Lima Holding, which operates in Israel under the Riwal brand name, provides mobile cranes for putting into place the up to 9-metres high concrete elements that make up the Wall. The exact scope and nature of the company’s involvement in the construction of the Wall is yet to be determined.
The company’s role in the construction of the Wall became known after a report by Dutch television’s Netwerk, which showed one of Lima Holding’s cranes building the Wall and carrying the Riwal logo. A Dutch journalist of RTV Rijnmond recognised the Riwal brand name as belonging to a company in Dordrecht, a city near Rotterdam. In Dordrecht, Riwal is the main sponsor of soccer club FC Dordrecht.
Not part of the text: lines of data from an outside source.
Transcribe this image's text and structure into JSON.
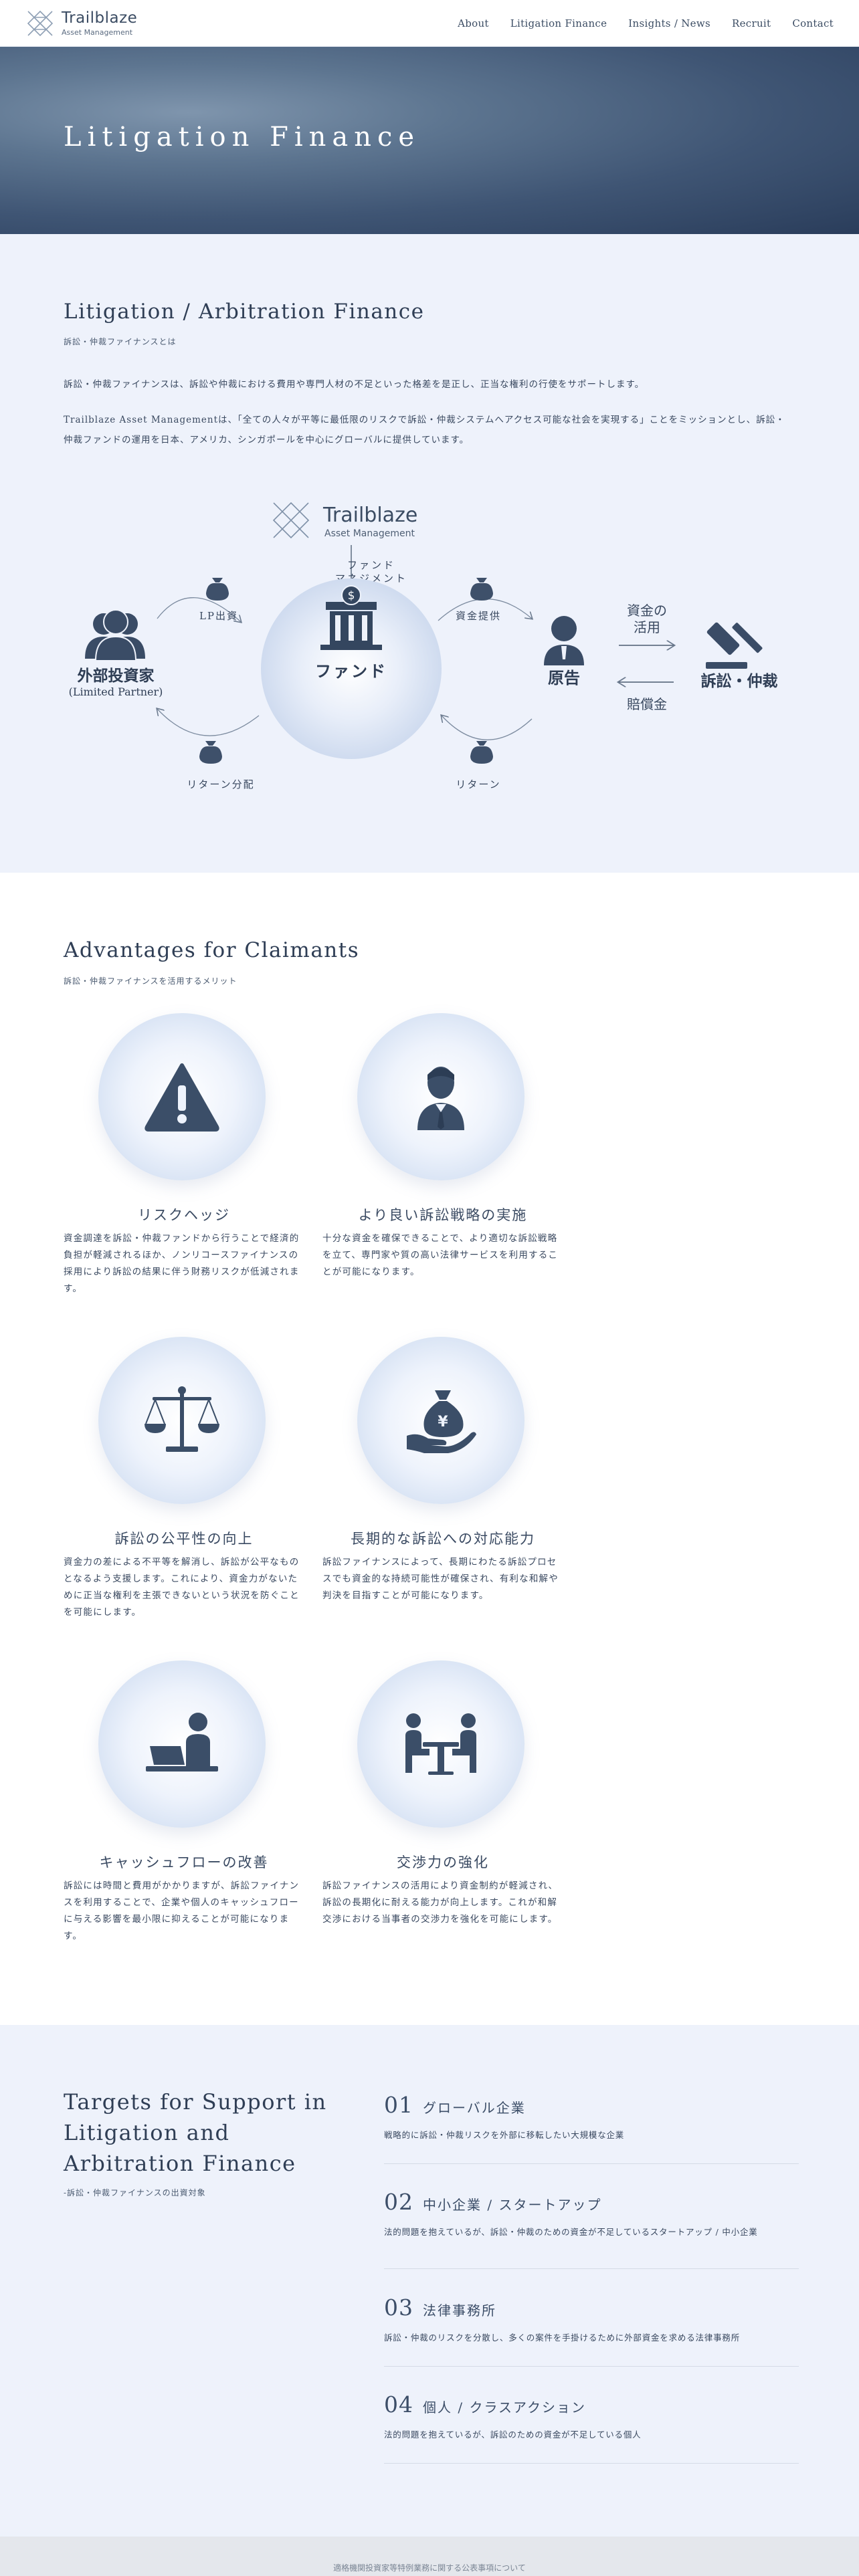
{
  "header": {
    "logo_name": "Trailblaze",
    "logo_sub": "Asset Management",
    "nav": [
      "About",
      "Litigation Finance",
      "Insights / News",
      "Recruit",
      "Contact"
    ]
  },
  "hero": {
    "title": "Litigation Finance"
  },
  "intro": {
    "title": "Litigation / Arbitration Finance",
    "subtitle": "訴訟・仲裁ファイナンスとは",
    "para1": "訴訟・仲裁ファイナンスは、訴訟や仲裁における費用や専門人材の不足といった格差を是正し、正当な権利の行使をサポートします。",
    "para2": "Trailblaze Asset Managementは、「全ての人々が平等に最低限のリスクで訴訟・仲裁システムへアクセス可能な社会を実現する」ことをミッションとし、訴訟・仲裁ファンドの運用を日本、アメリカ、シンガポールを中心にグローバルに提供しています。"
  },
  "diagram": {
    "logo_name": "Trailblaze",
    "logo_sub": "Asset Management",
    "fund_mgmt_1": "ファンド",
    "fund_mgmt_2": "マネジメント",
    "lp": "LP出資",
    "funding": "資金提供",
    "investors_1": "外部投資家",
    "investors_2": "(Limited Partner)",
    "fund": "ファンド",
    "plaintiff": "原告",
    "use_1": "資金の",
    "use_2": "活用",
    "compensation": "賠償金",
    "litigation": "訴訟・仲裁",
    "dist": "リターン分配",
    "ret": "リターン"
  },
  "advantages": {
    "title": "Advantages for Claimants",
    "subtitle": "訴訟・仲裁ファイナンスを活用するメリット",
    "items": [
      {
        "icon": "warning-icon",
        "title": "リスクヘッジ",
        "text": "資金調達を訴訟・仲裁ファンドから行うことで経済的負担が軽減されるほか、ノンリコースファイナンスの採用により訴訟の結果に伴う財務リスクが低減されます。"
      },
      {
        "icon": "lawyer-icon",
        "title": "より良い訴訟戦略の実施",
        "text": "十分な資金を確保できることで、より適切な訴訟戦略を立て、専門家や質の高い法律サービスを利用することが可能になります。"
      },
      {
        "icon": "scales-icon",
        "title": "訴訟の公平性の向上",
        "text": "資金力の差による不平等を解消し、訴訟が公平なものとなるよう支援します。これにより、資金力がないために正当な権利を主張できないという状況を防ぐことを可能にします。"
      },
      {
        "icon": "money-bag-hand-icon",
        "title": "長期的な訴訟への対応能力",
        "text": "訴訟ファイナンスによって、長期にわたる訴訟プロセスでも資金的な持続可能性が確保され、有利な和解や判決を目指すことが可能になります。"
      },
      {
        "icon": "laptop-person-icon",
        "title": "キャッシュフローの改善",
        "text": "訴訟には時間と費用がかかりますが、訴訟ファイナンスを利用することで、企業や個人のキャッシュフローに与える影響を最小限に抑えることが可能になります。"
      },
      {
        "icon": "negotiation-icon",
        "title": "交渉力の強化",
        "text": "訴訟ファイナンスの活用により資金制約が軽減され、訴訟の長期化に耐える能力が向上します。これが和解交渉における当事者の交渉力を強化を可能にします。"
      }
    ]
  },
  "targets": {
    "title": "Targets for Support in Litigation and Arbitration Finance",
    "subtitle": "-訴訟・仲裁ファイナンスの出資対象",
    "items": [
      {
        "num": "01",
        "name": "グローバル企業",
        "desc": "戦略的に訴訟・仲裁リスクを外部に移転したい大規模な企業"
      },
      {
        "num": "02",
        "name": "中小企業 / スタートアップ",
        "desc": "法的問題を抱えているが、訴訟・仲裁のための資金が不足しているスタートアップ / 中小企業"
      },
      {
        "num": "03",
        "name": "法律事務所",
        "desc": "訴訟・仲裁のリスクを分散し、多くの案件を手掛けるために外部資金を求める法律事務所"
      },
      {
        "num": "04",
        "name": "個人 / クラスアクション",
        "desc": "法的問題を抱えているが、訴訟のための資金が不足している個人"
      }
    ]
  },
  "footer": {
    "text": "適格機関投資家等特例業務に関する公表事項について"
  }
}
The journalist of RTV Rijnmond did an item about the issue, for which he approached the Dutch company. In a statement, the company admitted its involvement in the building of the Wall and argued that the related activities were accepted and executed purely as a “commercial order”.
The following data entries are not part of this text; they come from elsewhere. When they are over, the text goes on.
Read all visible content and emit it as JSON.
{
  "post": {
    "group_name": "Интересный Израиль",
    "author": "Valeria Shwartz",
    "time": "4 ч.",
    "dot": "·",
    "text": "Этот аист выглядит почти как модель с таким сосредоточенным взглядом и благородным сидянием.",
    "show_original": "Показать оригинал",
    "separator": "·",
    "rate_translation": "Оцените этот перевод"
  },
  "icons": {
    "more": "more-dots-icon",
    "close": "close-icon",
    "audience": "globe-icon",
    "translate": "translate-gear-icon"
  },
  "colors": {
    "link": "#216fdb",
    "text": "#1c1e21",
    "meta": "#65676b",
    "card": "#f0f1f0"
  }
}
Following the item of RTV Rijnmond, Bert Koenders, foreign affairs spokesperson of the Dutch Labour party, asked Ben Bot, Minister of Foreign Affairs of the Netherlands, parliamentary questions. In one of his answers, Bot claimed that Lima Holding was in fact an Israeli company and that the Dutch Riwal company was not directly involved in the construction of the Wall. Remarkably, the Minister based this answer exclusively on information provided by the Dutch company.
To clarify the ownership of the company participating in the construction of the Wall, United Civilians for Peace approached research firm Profundo. With little effort, Profundo proved that Lima Holding is 100 per cent owned by two Dutch holding companies: D.Schalekamp Beheer BV and MDN Holding BV. Dick Schalekamp owns D.Schalekamp Beheer, while Doron Livnat, an Israeli businessman living in the Netherlands, owns MDN Holding.
Moreover, Schalekamp and Livnat are two of the three owners of Schalekamp Beheer BV, the holding company that runs the Riwal Group’s activities in countries such as the Netherlands, Denmark and France.
On 16 September, the research by United Civilians for Peace was made public through an article in Het Financieele Dagblad (the Dutch version of The Financial Times). Bert Koenders announced he would seek further clarification from the Dutch government.
To download the full report click here.